When I was at school, my rugby coaches taught me how play the game. They taught me how to tackle, avoid getting tackled, scrum and maul. In hindsight, they must have been rubbish because I hashed all four of those disciplines!
At varsity, our coaches were more administrative in nature. They made sure we had a full squad, organised practices, ensured we had clean kit and ran fines meetings. It made sense to me, since I was already meant to know how to tackle, avoid getting tackled, scrum and maul.
The question I often used to ask myself is what role a professional coach plays within a team. The players already know rugby. They eat, sleep and breathe rugby. What is a coach’s role within a team full of superstars?
What then separates a good coach from a great coach? What makes Graham Henry Graham Henry and Jake White Jake White? How could Robbie Deans be so successful with the Crusaders, yet so awful with the Wallabies? I reckon there are a number of elements, far too many to explore here. But some, I think, are more prominent than others and have a more visible effect.
Great coaches are organisers. Coaching, as with rugby, is a team sport. The best head coaches are those willing to admit that their specialist assistant coaches know their field of coaching best and allow them to run those facets within the greater plan. Graham Henry achieved success off the back of Wayne Smith and Steve Hansen, arguably the best backline and forwards coaches in world rugby. The Boks won the 2007 World Cup largely due to Jake’s appointment of Gert Smal as our forwards coach. A head coach develops a game plan, but it’s up to the assistant coaches he appoints to make it work within the various elements of a match.
Great coaches can spot talent. Talent in this regard can be on-field or off-field, provided it benefits the team. A single player’s influence can lift an entire team’s performance. Think of Percy’s influence on the Boks after Jake recalled him from the doldrums of European rugby. He was a classy goal-kicker, no doubt, and solid in defence, but he was no magic man. Goal kicking aside, he was far closer in style to Zane Kirchner than Willie Le Roux – and yet he’s a Springbok hero. His all-round influence on the team was his real talent – a talent that Jake spotted.
Great coaches select great captains. The bromance to top all bromances: Ted and Richie, Jake and Smitty, Woodward and Johnson. The coach/captain combination is massive. Both need to trust each other’s vision and decision-making without hesitation. They need to act in unison, to echo each other. Robbie Deans had a number of captains during his tenure as Wallaby coach. They were all solid players in their own right, but somehow you just never got the feeling that coach and captain were reading off the same page.

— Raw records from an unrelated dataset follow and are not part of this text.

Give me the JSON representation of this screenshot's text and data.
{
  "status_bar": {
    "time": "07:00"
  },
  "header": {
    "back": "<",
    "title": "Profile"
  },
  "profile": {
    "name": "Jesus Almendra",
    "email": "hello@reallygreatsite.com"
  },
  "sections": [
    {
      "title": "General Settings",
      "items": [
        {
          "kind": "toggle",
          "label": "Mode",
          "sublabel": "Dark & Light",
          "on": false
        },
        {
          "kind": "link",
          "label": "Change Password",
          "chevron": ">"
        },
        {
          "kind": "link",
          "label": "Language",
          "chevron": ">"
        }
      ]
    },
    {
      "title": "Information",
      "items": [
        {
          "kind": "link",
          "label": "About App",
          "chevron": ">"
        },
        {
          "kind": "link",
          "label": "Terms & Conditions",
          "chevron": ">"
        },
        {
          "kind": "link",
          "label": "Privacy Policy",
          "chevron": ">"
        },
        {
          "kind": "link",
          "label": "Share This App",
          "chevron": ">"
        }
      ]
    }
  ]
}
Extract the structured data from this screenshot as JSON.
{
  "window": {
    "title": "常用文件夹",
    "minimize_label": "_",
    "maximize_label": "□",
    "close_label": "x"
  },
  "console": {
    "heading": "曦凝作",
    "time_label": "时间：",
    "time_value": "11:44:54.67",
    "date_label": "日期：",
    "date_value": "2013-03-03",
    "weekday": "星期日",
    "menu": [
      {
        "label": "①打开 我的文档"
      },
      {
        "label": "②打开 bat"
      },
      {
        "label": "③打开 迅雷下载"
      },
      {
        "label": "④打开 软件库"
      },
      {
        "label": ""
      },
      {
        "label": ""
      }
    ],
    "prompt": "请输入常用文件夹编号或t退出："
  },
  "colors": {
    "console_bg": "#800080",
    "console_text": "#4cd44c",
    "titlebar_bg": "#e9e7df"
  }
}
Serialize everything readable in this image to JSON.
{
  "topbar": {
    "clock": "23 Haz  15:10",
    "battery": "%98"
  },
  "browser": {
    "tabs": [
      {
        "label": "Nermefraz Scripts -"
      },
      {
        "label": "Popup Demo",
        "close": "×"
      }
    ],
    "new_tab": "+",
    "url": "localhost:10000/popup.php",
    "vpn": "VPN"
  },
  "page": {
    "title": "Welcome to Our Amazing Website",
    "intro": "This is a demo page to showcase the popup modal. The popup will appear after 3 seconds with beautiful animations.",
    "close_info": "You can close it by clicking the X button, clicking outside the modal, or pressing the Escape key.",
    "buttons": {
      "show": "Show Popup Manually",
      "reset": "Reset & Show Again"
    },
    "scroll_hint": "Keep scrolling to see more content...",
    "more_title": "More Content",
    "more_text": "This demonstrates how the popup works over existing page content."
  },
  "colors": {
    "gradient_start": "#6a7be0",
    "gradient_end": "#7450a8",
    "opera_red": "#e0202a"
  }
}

Great coaches motivate. Great coaches get the buy-in from their players. Unadulterated, unwavering support and belief that the right choices are being made by the right people. This is largely why “the All Black way” and “the Springbok way” (to poach a phrase from the Aussies) have both won, and will continue to win, World Cups, despite being so vastly different. Sure, there are plenty of other variables at stake, but a team’s belief in their squad, their coach and their game plan (irrespective of the type of game plan) goes a long way toward achieving success.
So, where does that leave us two years out from the World Cup? How many boxes has Heyneke Meyer ticked so far and where does he need to shape up?
The Bok coaching team is good, but not great. Much of the Bulls forwards’ success can be attributed to Johann van Graan, although Ricardo Laubscher is yet to really prove himself a world class backline coach. However, with Rassie’s technical input and the recent appointment of a breakdown specialist from Europe, he could be developing a strong coaching unit.
Could the return of Fouie du Preez be Meyer’s masterstroke? Time will tell, but it sure looks positive. Du Preez influence on the payers around him is massive, there’s no doubt about it.
The Meyer/ De Villiers partnership is growing in stature with every game. Strange to think, seeing as Meyer’s blood is blue and only blue and de Villiers lives and dies for Province, but they really are starting to dove-tail superbly. If de Villiers can hold his form through to 2015, he will be the key to our success.
If the first three boxes appear to be ticked in pencil, the belief box looks to be ticked in permanent marker. If you listen to any player interview, it seems clear that the team is tight. They believe in their coach and his game plan. They believe it is going to win them the World Cup in two years’ time. They’ll put their bodies on the line for Heyneke because they can see what their achievements mean to him in press conferences, coaching boxes and interviews.
If nothing else, he has the belief of his squad, which is probably the toughest of all the boxes to tick.